and the heap of unburied dead without the sally-port showed how hasty had been the flight of the enemy. The troops returned to their camp about sunrise. The night of the 7th Admiral Dahlgren made an attack upon Sumter in boats manned by sailors and marines from the fleet. It was anticipated and repulsed. The next day an action took place between the iron-clad fleet and the enemy's batteries on Sullivan's Island, which was, probably, the severest naval engagement that ever took place in America. The enemy opened with a hundred guns of heavy calibre, but before the day was closed they had all been silenced. The New Ironsides, commanded by that noble old sailor, Commodore Rowan, played a giant's part in the fight. Another bombardment would have given us the island, but the Commodore was not permitted to renew the action in the morning, and the time given the enemy to strengthen his batteries rendered them quite impregnable. The engineers were immediately set to work erecting
The Annals of the Civil War Written by Leading Participants North and South (ed. Alexander Kelly McClure), Torpedo service in Charleston harbor. (search)
be well greased, and the guns were to fire through small embrasures supplied with strong iron shutters. I approved also of the plan, making such suggestions as my experience as an engineer warranted. This battery took an active part in the attack, and was struck several times; but, excepting the jamming and disabling one of the shutters, the battery remained uninjured to the end of the fight. From Cumming's Point also, and in the same attack, was used the first rifled cannon fired in America. The day before I received orders from the Confederate Government, at Montgomery, to demand the evacuation or surrender of Fort Sumter, a vessel from England arriving in the outer harbor, signaled that she had something important for the Governor of the State.

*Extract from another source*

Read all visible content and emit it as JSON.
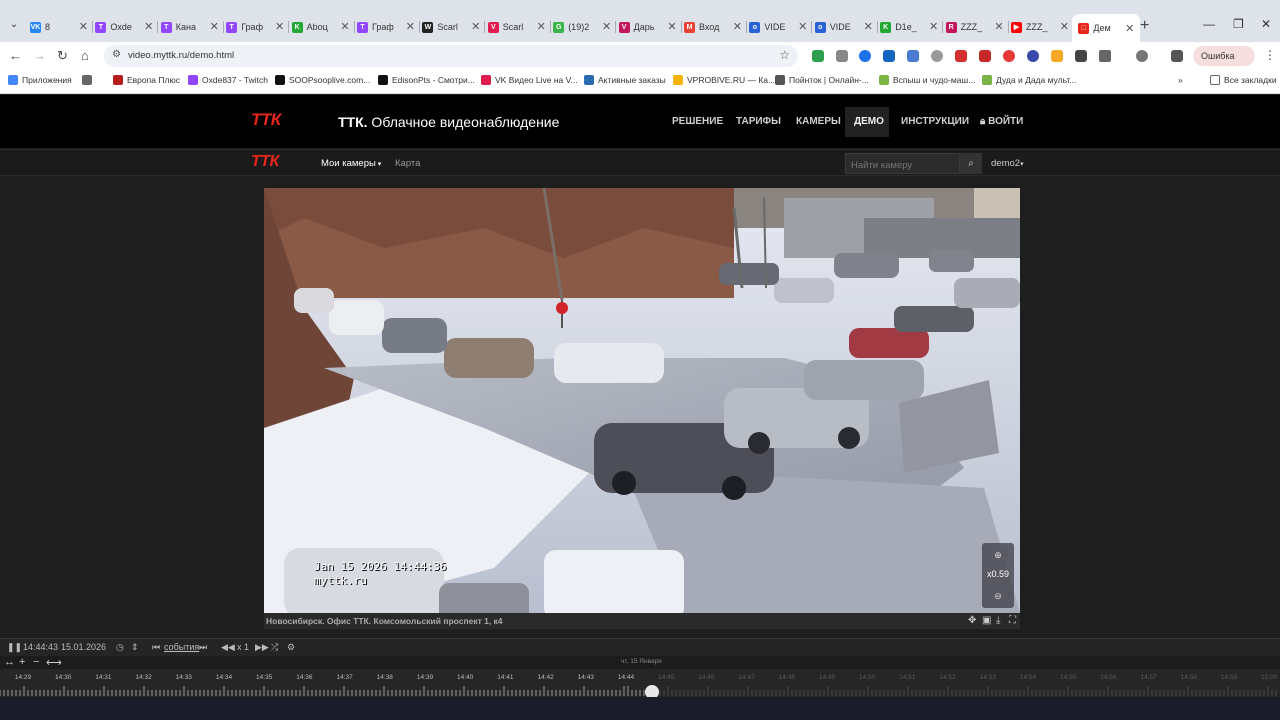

I sent out a harbor boat, which returned with a small Blakely rifled-gun, of two and a half inches diameter, with only fifty rounds of ammunition. I placed it at once behind a sand-bag parapet next to the Steven battery, where it